I’ve been working hard in Manchester. It’s been lonely.  I’m home for four days. On the plane I calculated this meant I’d have around 5760 minutes to eat copious amounts of Guido’s food and fit in as much hot sex as I could before I had to fly back. I’ve figured if I eat faster it’ll free up even more time to take my clothes off.

Last night, in the middle of a mouthful of ravioli, my father called.

“Have you spoken to your Mother?” he asked.

No hello, it’s me, or a how are you?

“No,” I said quickly, on account of the parmigiana sauce.

“I see,” he said, and then hung up without saying a good-bye.

About thirty minutes later the phone rang again. This time it was my mother, Cruella.

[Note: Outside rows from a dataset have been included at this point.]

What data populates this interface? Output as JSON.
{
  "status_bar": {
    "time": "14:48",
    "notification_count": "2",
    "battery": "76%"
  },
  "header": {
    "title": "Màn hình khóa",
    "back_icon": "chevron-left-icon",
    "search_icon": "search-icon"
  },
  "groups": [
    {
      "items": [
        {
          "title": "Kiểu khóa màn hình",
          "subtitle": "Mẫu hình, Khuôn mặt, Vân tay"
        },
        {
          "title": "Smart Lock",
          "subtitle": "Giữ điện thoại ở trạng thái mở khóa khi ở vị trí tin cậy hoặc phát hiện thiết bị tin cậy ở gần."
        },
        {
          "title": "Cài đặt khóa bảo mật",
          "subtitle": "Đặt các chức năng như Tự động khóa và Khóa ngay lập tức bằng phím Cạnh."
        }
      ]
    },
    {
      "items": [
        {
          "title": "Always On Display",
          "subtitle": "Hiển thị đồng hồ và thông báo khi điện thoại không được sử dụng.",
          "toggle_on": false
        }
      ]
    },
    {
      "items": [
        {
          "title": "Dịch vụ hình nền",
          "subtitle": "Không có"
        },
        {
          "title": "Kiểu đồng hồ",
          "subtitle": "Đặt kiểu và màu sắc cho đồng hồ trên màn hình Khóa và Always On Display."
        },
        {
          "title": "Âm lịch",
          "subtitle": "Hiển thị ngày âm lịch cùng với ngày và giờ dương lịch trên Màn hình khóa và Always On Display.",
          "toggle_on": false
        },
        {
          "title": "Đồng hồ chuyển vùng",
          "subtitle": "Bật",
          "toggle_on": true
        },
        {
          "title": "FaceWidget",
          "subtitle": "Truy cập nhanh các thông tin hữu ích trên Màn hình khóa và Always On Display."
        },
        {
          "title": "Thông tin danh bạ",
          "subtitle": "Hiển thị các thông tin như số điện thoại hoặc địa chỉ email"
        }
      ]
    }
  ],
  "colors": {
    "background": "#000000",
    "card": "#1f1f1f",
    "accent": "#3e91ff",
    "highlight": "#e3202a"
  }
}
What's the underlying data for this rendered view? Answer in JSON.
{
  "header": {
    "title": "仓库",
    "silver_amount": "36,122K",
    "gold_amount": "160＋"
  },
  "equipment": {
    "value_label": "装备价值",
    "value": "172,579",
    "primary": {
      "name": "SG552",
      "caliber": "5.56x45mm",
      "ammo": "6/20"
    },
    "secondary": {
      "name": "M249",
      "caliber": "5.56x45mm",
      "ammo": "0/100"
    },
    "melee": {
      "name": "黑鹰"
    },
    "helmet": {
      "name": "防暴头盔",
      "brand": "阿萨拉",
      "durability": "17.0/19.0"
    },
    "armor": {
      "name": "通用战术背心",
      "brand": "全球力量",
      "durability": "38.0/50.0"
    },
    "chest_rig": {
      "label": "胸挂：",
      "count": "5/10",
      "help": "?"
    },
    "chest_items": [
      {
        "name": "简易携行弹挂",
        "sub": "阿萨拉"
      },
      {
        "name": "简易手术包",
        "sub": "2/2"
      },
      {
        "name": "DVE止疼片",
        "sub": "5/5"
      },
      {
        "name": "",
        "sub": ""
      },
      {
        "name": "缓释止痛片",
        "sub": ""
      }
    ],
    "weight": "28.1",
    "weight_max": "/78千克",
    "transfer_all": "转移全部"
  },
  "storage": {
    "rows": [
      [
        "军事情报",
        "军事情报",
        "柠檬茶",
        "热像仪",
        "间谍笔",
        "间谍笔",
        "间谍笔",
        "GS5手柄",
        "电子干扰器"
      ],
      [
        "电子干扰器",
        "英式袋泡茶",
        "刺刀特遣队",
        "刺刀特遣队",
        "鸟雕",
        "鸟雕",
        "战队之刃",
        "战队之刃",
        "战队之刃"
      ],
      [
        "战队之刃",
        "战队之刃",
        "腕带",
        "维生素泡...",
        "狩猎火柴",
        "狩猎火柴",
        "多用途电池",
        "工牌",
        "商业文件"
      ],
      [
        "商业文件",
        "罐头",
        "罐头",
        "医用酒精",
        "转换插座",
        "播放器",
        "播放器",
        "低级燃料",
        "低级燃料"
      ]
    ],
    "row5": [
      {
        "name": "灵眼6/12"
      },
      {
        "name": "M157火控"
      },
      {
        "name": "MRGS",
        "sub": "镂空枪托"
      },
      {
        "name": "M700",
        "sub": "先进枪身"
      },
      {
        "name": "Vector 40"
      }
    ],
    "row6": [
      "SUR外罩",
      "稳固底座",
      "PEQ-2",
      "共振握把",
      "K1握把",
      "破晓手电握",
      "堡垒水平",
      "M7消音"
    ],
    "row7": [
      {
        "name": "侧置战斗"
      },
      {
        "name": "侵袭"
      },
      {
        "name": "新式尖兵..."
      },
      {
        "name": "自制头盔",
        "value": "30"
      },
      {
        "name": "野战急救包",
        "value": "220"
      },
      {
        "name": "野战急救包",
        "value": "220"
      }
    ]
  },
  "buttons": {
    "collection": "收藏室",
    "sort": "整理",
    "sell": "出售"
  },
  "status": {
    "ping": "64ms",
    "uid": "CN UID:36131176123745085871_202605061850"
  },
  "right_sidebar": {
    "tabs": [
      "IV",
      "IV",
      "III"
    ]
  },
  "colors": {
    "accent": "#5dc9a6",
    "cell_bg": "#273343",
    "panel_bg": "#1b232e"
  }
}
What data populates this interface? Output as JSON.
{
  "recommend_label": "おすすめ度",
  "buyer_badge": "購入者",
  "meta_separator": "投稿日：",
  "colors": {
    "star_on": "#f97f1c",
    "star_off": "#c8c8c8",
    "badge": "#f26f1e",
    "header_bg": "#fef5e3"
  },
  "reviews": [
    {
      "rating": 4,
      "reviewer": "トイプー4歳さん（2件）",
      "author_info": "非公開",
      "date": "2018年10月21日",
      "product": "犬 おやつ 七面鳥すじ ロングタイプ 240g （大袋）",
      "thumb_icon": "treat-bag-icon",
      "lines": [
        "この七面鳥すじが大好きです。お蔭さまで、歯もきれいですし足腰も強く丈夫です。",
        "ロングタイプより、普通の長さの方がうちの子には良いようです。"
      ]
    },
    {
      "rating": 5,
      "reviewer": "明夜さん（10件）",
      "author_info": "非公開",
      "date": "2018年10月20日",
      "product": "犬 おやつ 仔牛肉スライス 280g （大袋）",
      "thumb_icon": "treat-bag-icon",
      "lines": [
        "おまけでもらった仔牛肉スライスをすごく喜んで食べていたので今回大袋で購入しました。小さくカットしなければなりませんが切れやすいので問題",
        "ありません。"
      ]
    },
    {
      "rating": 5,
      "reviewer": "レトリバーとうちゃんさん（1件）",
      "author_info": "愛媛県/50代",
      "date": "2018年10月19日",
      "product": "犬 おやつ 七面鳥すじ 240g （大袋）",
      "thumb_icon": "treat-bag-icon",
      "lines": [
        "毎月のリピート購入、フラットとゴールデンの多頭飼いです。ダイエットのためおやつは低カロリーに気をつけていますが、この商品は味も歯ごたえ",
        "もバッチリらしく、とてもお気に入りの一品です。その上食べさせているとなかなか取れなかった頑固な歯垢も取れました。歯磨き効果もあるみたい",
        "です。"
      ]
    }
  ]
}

Just to set the scene for you – the pasta was over and we’d happily moved on to the hot sex part. Guido and I were naked and re-enacting a love scene from The Adventures of Robin Hood. Guido loves to fire his arrow. We’d just got the part where Errol Flynn throws Olivia De Havilland up against a column and he tells her that he’s nothing to offer but a life time of hardship and danger. Which sure rang a bell.

“I was wondering if you and Guido would come over for lunch tomorrow?” Cruella purred.

There was an awkward pause on my end of the line for obvious reasons.

The last time my mother “cooked” it involved a pineapple chunk and a cube of cheese on a cocktail stick.

“Perhaps, Guido would rustle up something wonderful?” she asked.

I sighed. I suppose she wasn’t to know he was going to be busy for the next 4320 minutes. So I said yes and hung up and then went straight back to Sherwood Forest. Hey, don’t judge, the clock was ticking, right?

We took the Underground over to her apartment this afternoon. Guido had a Tupperware box stuffed with a potato watercress salad and a salmon under one arm. When we got inside I knew my mother meant business because she’s taken the plastic cover off the sofa.

“There’s something I want to tell you,” she said.

Then she just sat there staring at me like I should’ve been the one telling her something. So I just stared back.

“And?” I said, finally.

She took a sip of Gin. The ice rattled.

“I suppose I should just go right ahead and tell you,” she said.

I stared.

She took another sip of Gin. The ice still rattled.

“It’s your father,” she finally gasped dramatically, “you see, he’s asked me to marry him again.”

I stared.

“And,” she said, “well, after much consideration, I’ve said yes.”

Tonight Guido has a pot roast on the stove. I think there’s a chicken in there. I’ve drunk almost a whole bottle of wine, but I don’t care. In fact, I’m about to open another. I’ve spent a whole hour trying to talk Guido into buying a pair of green tights so that we can make our love scenes together more authentic but I’m sensing he’s not that keen.

Tomorrow, I’ll call my mother. I’ll tell her I’m very happy for her.

Then I’ll call my father and ask him if he’s insane, and if he knows whether it’s hereditary.